    Now to compare Browning and Trout.

    Browning – MVP bonus: AA in 1882, 1883, 1885, PL 1890 – 20 pts. All-Star bonus: 2b-1882, CF – 1883, 1885, 1887, LF – 1890 – 12 pts. MMP bonus: 1882 – 10 pts (1st), 1885 – 2.5 pts (7th), 1887 – 3.75 pts, 1990 – 2 pts (8th) – 18.25 MMP points total. Total of 48.25 bonus points, increasing his composite score from 5.62 (112 PEACE+) to 6.10 (122 PEACE+).

    Trout – MVP bonus: AL 2012-2016 – 25 pts. All-Star bonus: CF – 2012-2017 – 12 pts. MMP bonus 2012-2014, 2016 – 10 pts each (1st), 9.33 pts in 2015 (2nd behind Harper), 8.67 in 2017 (3rd behind Altuve and Judge) – 58 MMP points total.
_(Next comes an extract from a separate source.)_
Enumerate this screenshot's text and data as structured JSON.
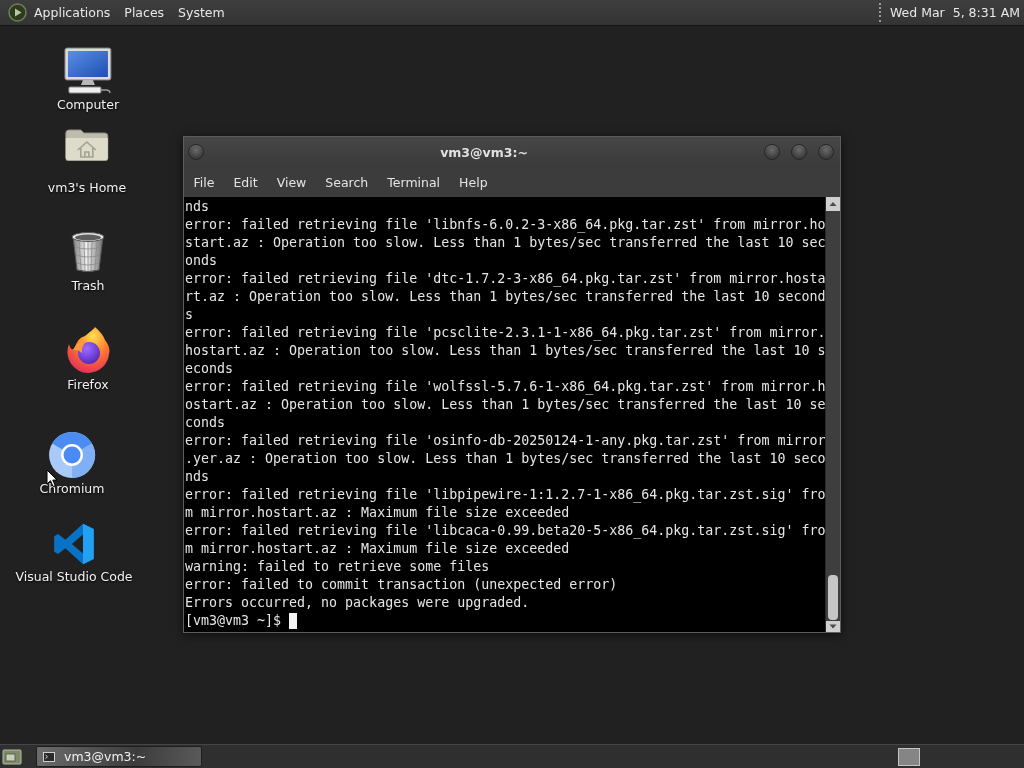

So Trout has accumulated 98 bonus points so far (and of course, is on pace for 17 more bonus pts this year).

    So Trout has already accumulated twice as many bonus points as Browning had in his entire career. And this doesn’t account for the fact that most years Trout ends up getting more basic (non-bonus credit than Browning because he’s putting up more mWAR each year than Browning did,

    As to my math for pre-NA players, in the 1927 HoM ballot discussion on BBTF, David Foss posted some stats for pre-NA players. Based upon these numbers (mainly runs, hits and/or total bases per game), I create a basic guesstimate for WAR with some adjustments for playing time, position, etc. I doubt they would stand up to strict scientific scrutiny, but it is based on the available stats they put up and I do want to give credit for those players who actually were playing baseball pre-NA.

    Posted by Michael Mengel | June 15, 2018, 11:32 pm
    • I kind of love it! First, it had to be a lot of fun putting these bonus points together. Second, it makes a lot of sense in that it’s a peak-oriented lean to your system, which I think makes a lot of sense. Thanks for explaining!

      Posted by Miller | June 16, 2018, 7:58 am

Tell us what you think!

Fill in your details below or click an icon to log in: Logo

You are commenting using your account. Log Out /  Change )

Google photo

You are commenting using your Google account. Log Out /  Change )

Twitter picture

You are commenting using your Twitter account. Log Out /  Change )

Facebook photo

You are commenting using your Facebook account. Log Out /  Change )

Connecting to %s

Institutional History

%d bloggers like this: